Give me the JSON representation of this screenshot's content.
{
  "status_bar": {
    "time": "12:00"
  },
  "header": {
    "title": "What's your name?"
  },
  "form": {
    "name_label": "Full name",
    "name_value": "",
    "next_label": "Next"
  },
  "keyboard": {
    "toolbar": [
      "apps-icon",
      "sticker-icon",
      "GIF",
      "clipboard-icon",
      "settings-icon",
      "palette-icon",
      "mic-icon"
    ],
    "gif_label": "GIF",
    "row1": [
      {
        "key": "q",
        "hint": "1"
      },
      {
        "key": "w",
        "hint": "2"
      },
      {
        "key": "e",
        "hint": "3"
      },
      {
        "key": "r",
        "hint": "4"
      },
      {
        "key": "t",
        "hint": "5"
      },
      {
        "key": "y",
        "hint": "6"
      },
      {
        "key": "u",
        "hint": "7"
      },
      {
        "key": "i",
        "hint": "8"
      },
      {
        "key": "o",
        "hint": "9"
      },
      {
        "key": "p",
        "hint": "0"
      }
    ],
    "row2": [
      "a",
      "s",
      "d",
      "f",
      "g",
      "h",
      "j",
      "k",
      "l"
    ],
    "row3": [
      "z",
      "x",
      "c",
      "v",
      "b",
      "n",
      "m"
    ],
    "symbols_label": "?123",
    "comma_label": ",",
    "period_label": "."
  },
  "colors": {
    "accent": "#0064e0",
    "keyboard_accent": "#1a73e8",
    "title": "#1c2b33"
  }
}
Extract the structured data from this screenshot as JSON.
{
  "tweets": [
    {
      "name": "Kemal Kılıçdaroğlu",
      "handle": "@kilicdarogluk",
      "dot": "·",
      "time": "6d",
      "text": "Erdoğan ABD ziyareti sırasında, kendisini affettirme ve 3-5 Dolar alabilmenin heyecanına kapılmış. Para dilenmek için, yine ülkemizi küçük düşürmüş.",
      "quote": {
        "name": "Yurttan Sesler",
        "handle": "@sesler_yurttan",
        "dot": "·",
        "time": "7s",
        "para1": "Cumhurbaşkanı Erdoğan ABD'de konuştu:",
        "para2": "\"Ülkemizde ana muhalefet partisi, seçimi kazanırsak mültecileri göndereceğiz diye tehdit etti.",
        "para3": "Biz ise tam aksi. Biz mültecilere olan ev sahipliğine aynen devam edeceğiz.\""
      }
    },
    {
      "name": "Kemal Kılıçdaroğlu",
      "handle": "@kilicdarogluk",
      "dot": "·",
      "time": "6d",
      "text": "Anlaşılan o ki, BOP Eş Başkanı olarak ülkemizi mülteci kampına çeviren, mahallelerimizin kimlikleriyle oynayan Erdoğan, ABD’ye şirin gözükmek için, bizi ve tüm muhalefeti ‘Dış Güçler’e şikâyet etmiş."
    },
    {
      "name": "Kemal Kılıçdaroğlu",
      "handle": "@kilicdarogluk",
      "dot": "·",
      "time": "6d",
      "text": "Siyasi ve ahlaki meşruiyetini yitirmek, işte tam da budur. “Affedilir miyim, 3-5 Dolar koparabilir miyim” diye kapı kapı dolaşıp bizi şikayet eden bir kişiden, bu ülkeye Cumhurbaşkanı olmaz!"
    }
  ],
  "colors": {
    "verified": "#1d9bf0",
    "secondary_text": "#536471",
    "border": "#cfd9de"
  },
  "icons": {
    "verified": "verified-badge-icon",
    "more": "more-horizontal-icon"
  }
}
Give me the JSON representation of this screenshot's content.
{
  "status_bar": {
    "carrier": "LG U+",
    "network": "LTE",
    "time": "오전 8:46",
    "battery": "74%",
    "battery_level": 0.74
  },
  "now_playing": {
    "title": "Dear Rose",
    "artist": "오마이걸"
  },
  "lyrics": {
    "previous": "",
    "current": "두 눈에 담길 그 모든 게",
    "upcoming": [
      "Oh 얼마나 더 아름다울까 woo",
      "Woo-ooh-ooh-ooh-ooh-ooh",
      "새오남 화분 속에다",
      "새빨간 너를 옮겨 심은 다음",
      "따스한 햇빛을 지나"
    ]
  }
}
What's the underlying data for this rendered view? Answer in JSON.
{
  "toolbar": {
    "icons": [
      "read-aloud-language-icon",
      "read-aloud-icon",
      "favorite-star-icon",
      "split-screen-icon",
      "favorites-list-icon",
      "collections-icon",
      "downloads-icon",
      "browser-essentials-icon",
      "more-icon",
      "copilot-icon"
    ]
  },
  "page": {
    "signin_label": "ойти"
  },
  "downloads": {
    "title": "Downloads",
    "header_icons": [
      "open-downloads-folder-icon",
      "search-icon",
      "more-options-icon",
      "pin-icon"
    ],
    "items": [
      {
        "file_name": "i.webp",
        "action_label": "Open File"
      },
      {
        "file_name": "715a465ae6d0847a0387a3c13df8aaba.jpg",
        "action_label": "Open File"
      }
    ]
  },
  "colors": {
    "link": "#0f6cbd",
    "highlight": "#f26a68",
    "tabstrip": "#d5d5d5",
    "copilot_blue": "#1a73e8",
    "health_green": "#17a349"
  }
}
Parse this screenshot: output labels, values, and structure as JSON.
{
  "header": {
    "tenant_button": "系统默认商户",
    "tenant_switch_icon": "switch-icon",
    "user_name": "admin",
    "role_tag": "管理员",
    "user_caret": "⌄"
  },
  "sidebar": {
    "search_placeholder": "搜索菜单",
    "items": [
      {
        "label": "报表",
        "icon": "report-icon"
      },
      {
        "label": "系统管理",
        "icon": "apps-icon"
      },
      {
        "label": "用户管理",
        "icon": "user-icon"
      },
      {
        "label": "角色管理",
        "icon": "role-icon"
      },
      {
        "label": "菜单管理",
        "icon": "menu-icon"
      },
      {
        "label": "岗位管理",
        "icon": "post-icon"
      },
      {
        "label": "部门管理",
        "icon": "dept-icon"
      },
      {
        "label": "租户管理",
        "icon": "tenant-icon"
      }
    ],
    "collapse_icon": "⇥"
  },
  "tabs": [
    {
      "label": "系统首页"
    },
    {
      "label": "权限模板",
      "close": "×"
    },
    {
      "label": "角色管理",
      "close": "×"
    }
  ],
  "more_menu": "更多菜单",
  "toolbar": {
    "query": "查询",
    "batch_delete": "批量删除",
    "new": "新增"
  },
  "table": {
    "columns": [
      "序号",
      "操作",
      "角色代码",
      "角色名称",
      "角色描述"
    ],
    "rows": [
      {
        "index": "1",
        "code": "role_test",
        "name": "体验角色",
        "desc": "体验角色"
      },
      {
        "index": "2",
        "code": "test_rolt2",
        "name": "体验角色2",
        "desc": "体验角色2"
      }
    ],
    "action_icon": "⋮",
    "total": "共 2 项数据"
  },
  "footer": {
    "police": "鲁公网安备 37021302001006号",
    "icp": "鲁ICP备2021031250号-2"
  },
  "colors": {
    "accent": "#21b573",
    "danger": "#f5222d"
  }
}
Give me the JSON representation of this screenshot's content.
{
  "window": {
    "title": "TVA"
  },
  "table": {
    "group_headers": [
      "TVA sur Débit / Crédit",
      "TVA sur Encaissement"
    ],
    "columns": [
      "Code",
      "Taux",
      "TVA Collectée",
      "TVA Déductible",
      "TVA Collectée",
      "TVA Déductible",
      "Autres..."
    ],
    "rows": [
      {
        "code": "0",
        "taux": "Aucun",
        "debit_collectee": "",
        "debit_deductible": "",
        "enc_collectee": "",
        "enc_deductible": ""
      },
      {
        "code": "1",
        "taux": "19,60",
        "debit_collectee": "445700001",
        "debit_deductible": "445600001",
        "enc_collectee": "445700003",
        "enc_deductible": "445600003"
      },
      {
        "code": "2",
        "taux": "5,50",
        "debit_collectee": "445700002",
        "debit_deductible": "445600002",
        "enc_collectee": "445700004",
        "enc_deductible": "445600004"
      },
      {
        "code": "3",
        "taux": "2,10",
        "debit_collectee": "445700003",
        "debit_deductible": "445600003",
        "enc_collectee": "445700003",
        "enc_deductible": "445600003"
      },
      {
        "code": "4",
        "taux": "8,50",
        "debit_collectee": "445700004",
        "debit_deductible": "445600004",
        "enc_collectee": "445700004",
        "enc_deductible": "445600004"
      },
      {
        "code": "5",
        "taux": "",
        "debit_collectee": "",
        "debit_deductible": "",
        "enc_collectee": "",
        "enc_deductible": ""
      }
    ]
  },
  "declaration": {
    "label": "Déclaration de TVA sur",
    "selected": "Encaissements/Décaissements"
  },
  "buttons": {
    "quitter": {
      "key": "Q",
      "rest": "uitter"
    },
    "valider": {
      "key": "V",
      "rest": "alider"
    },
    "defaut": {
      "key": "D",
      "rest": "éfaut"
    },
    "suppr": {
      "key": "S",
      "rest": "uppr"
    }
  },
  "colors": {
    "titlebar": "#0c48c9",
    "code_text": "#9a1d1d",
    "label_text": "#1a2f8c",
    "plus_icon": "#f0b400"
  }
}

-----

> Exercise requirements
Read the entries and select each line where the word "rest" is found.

> Worked solution
      "rest": "uitter"
      "rest": "alider"
      "rest": "éfaut"
      "rest": "uppr"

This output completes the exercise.